This is the story of three generations of Jewish women, with a special focus on the grand-daughter. The originality of the book is that the five parts reinvent the story of the same woman. She dies as a young baby in the first book. An Intermezzo between each part rethinks what could have happened if the circumstances, small details of life, had been different. And next part illustrates it. So far instance in next part she makes it in childhood but dies as a teen. Etc.

This was a fascinating literary device I thought. Plus the author varies her writing style in between the different parts.  I enjoyed the present tense narrative. Another interesting style element for me was how dialogs are for the most part inserted in the narrative, without quotations marks or dialog punctuation. It gives a remarkable flow to the whole piece.
Also, some parts are written in a very slow mode, for instance when describing life in mourning. Whereas the narration can suddenly accelerate in an awesome way for other parts.

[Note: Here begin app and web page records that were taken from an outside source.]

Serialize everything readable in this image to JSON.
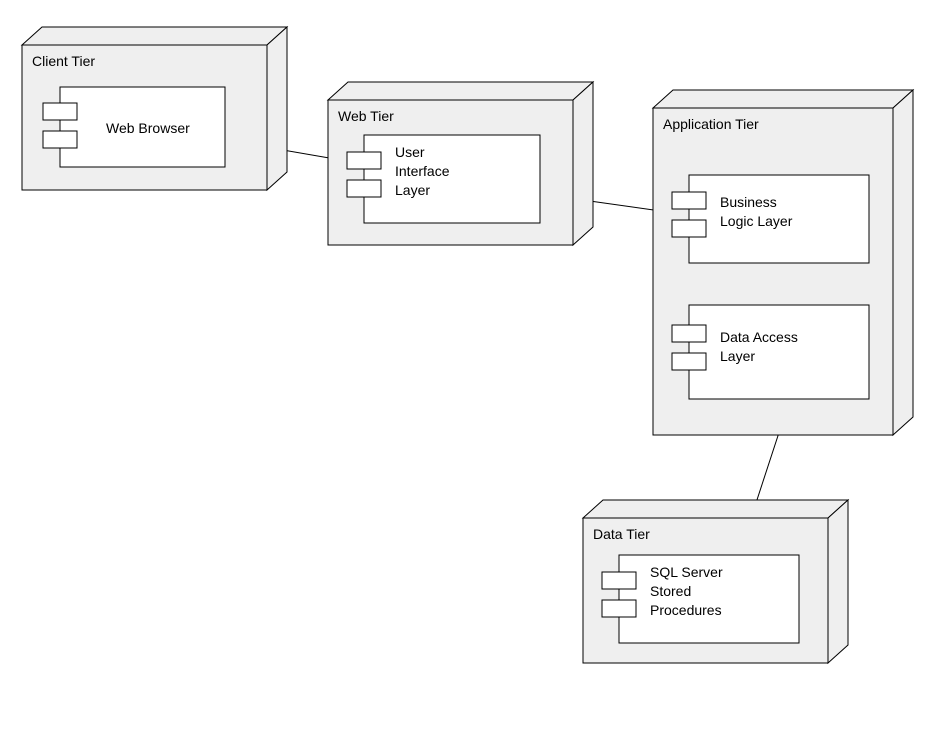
{
  "tiers": {
    "client": {
      "label": "Client Tier"
    },
    "web": {
      "label": "Web Tier"
    },
    "application": {
      "label": "Application Tier"
    },
    "data": {
      "label": "Data Tier"
    }
  },
  "components": {
    "webBrowser": {
      "label": "Web Browser"
    },
    "uiLayer": {
      "label": "User\nInterface\nLayer"
    },
    "businessLogic": {
      "label": "Business\nLogic Layer"
    },
    "dataAccess": {
      "label": "Data Access\nLayer"
    },
    "sqlServer": {
      "label": "SQL Server\nStored\nProcedures"
    }
  }
}
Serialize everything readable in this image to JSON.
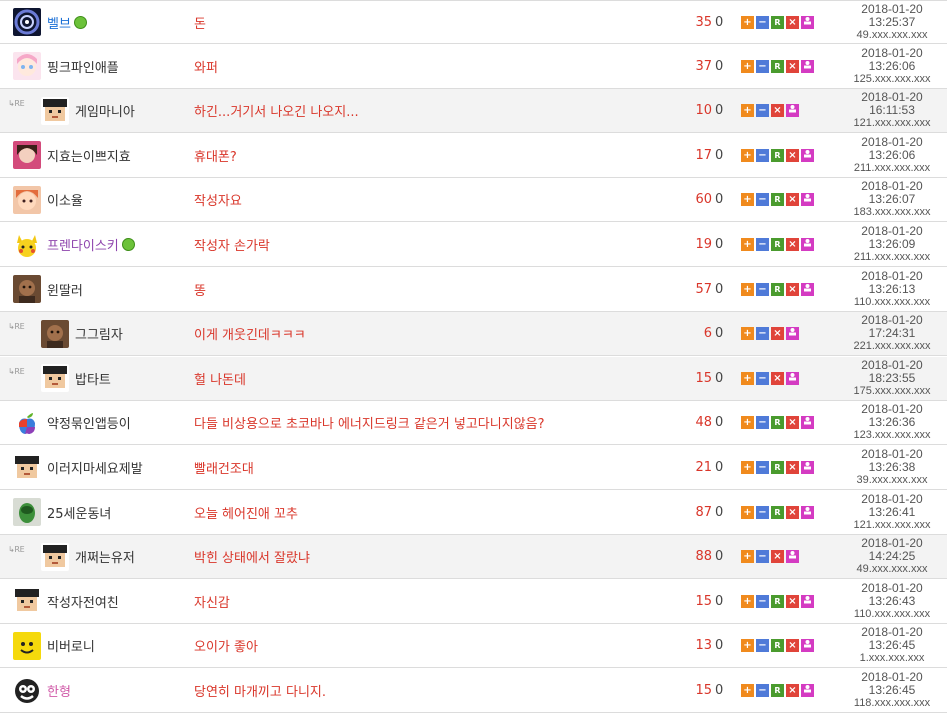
{
  "rows": [
    {
      "reply": false,
      "avatar": "vortex-avatar",
      "name": "벨브",
      "nameColor": "blue",
      "badge": true,
      "title": "돈",
      "score": "35",
      "dislike": "0",
      "date": "2018-01-20",
      "time": "13:25:37",
      "ip": "49.xxx.xxx.xxx"
    },
    {
      "reply": false,
      "avatar": "anime-girl-avatar",
      "name": "핑크파인애플",
      "nameColor": "",
      "badge": false,
      "title": "와퍼",
      "score": "37",
      "dislike": "0",
      "date": "2018-01-20",
      "time": "13:26:06",
      "ip": "125.xxx.xxx.xxx"
    },
    {
      "reply": true,
      "avatar": "pixel-man-avatar",
      "name": "게임마니아",
      "nameColor": "",
      "badge": false,
      "title": "하긴...거기서 나오긴 나오지...",
      "score": "10",
      "dislike": "0",
      "date": "2018-01-20",
      "time": "16:11:53",
      "ip": "121.xxx.xxx.xxx"
    },
    {
      "reply": false,
      "avatar": "girl-photo-avatar",
      "name": "지효는이쁘지효",
      "nameColor": "",
      "badge": false,
      "title": "휴대폰?",
      "score": "17",
      "dislike": "0",
      "date": "2018-01-20",
      "time": "13:26:06",
      "ip": "211.xxx.xxx.xxx"
    },
    {
      "reply": false,
      "avatar": "cartoon-face-avatar",
      "name": "이소율",
      "nameColor": "",
      "badge": false,
      "title": "작성자요",
      "score": "60",
      "dislike": "0",
      "date": "2018-01-20",
      "time": "13:26:07",
      "ip": "183.xxx.xxx.xxx"
    },
    {
      "reply": false,
      "avatar": "pikachu-avatar",
      "name": "프렌다이스키",
      "nameColor": "purple",
      "badge": true,
      "title": "작성자 손가락",
      "score": "19",
      "dislike": "0",
      "date": "2018-01-20",
      "time": "13:26:09",
      "ip": "211.xxx.xxx.xxx"
    },
    {
      "reply": false,
      "avatar": "man-photo-avatar",
      "name": "윈딸러",
      "nameColor": "",
      "badge": false,
      "title": "똥",
      "score": "57",
      "dislike": "0",
      "date": "2018-01-20",
      "time": "13:26:13",
      "ip": "110.xxx.xxx.xxx"
    },
    {
      "reply": true,
      "avatar": "man-photo-avatar",
      "name": "그그림자",
      "nameColor": "",
      "badge": false,
      "title": "이게 개웃긴데ㅋㅋㅋ",
      "score": "6",
      "dislike": "0",
      "date": "2018-01-20",
      "time": "17:24:31",
      "ip": "221.xxx.xxx.xxx"
    },
    {
      "reply": true,
      "avatar": "pixel-man-avatar",
      "name": "밥타트",
      "nameColor": "",
      "badge": false,
      "title": "헐 나돈데",
      "score": "15",
      "dislike": "0",
      "date": "2018-01-20",
      "time": "18:23:55",
      "ip": "175.xxx.xxx.xxx"
    },
    {
      "reply": false,
      "avatar": "apple-logo-avatar",
      "name": "약정묶인앱등이",
      "nameColor": "",
      "badge": false,
      "title": "다들 비상용으로 초코바나 에너지드링크 같은거 넣고다니지않음?",
      "score": "48",
      "dislike": "0",
      "date": "2018-01-20",
      "time": "13:26:36",
      "ip": "123.xxx.xxx.xxx"
    },
    {
      "reply": false,
      "avatar": "pixel-man-avatar",
      "name": "이러지마세요제발",
      "nameColor": "",
      "badge": false,
      "title": "빨래건조대",
      "score": "21",
      "dislike": "0",
      "date": "2018-01-20",
      "time": "13:26:38",
      "ip": "39.xxx.xxx.xxx"
    },
    {
      "reply": false,
      "avatar": "green-face-avatar",
      "name": "25세운동녀",
      "nameColor": "",
      "badge": false,
      "title": "오늘 헤어진애 꼬추",
      "score": "87",
      "dislike": "0",
      "date": "2018-01-20",
      "time": "13:26:41",
      "ip": "121.xxx.xxx.xxx"
    },
    {
      "reply": true,
      "avatar": "pixel-man-avatar",
      "name": "개쩌는유저",
      "nameColor": "",
      "badge": false,
      "title": "박힌 상태에서 잘랐냐",
      "score": "88",
      "dislike": "0",
      "date": "2018-01-20",
      "time": "14:24:25",
      "ip": "49.xxx.xxx.xxx"
    },
    {
      "reply": false,
      "avatar": "pixel-man-avatar",
      "name": "작성자전여친",
      "nameColor": "",
      "badge": false,
      "title": "자신감",
      "score": "15",
      "dislike": "0",
      "date": "2018-01-20",
      "time": "13:26:43",
      "ip": "110.xxx.xxx.xxx"
    },
    {
      "reply": false,
      "avatar": "yellow-face-avatar",
      "name": "비버로니",
      "nameColor": "",
      "badge": false,
      "title": "오이가 좋아",
      "score": "13",
      "dislike": "0",
      "date": "2018-01-20",
      "time": "13:26:45",
      "ip": "1.xxx.xxx.xxx"
    },
    {
      "reply": false,
      "avatar": "bw-logo-avatar",
      "name": "한형",
      "nameColor": "pink",
      "badge": false,
      "title": "당연히 마개끼고 다니지.",
      "score": "15",
      "dislike": "0",
      "date": "2018-01-20",
      "time": "13:26:45",
      "ip": "118.xxx.xxx.xxx"
    }
  ],
  "labels": {
    "reply_mark": "RE"
  },
  "buttons": {
    "plus": "+",
    "minus": "−",
    "report": "R",
    "delete": "×"
  },
  "colors": {
    "title": "#d9362a",
    "score": "#d9362a",
    "reply_bg": "#f3f3f3",
    "nick_blue": "#1a6fd6",
    "nick_purple": "#8e44ad",
    "nick_pink": "#d05aa8"
  }
}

The End of Days p44

Some passages are full of lyricism, for instance when the narrator describes the effect of war on his wife’s face (Book II, chapter 7)
It was neat to find some leitmotivs between the stories, either objects like a stool or expressions like “the end of days.”

For many years now she has known something that her daughter will soon be forced to learn: A day in which a life comes to an end is still far from being the end of days.
p. 15
The end of a day on which a life has ended is still far from being the end of days.

There are also important themes treated all along, like Jewish traditions, the fate of Jews in Europe, and their perseverance through suffering in all its facets, as referred to in the title and its recurrence throughout the book; immigration (the scene at Ellis Island like people waiting on the Last Judgement if they are going to be accepted in or not was striking – see excerpt above; family relationships; Communism and political situation in Europe after WWII.

VERDICT: Great piece of literature reflecting on life circumstances and how a small detail could change everything. Illustrated with a unique original structure and writing style. Perfect if you enjoy trying something different.


So far (follow its evolution after each of my IFFP reviews) my list in order of likes would then go like that:

  1. The End of Days, by Jenny Erpenbeck
  2. Colorless Tsukuru Tazaki and his Years of Pilgrimage by Haruki Murakami,
  3. By Night the Mountain Burns, by Juan Tomas Avila Laurel


To know more about the IFFP and the IFFP Shadow Panel, please see the other posts in this category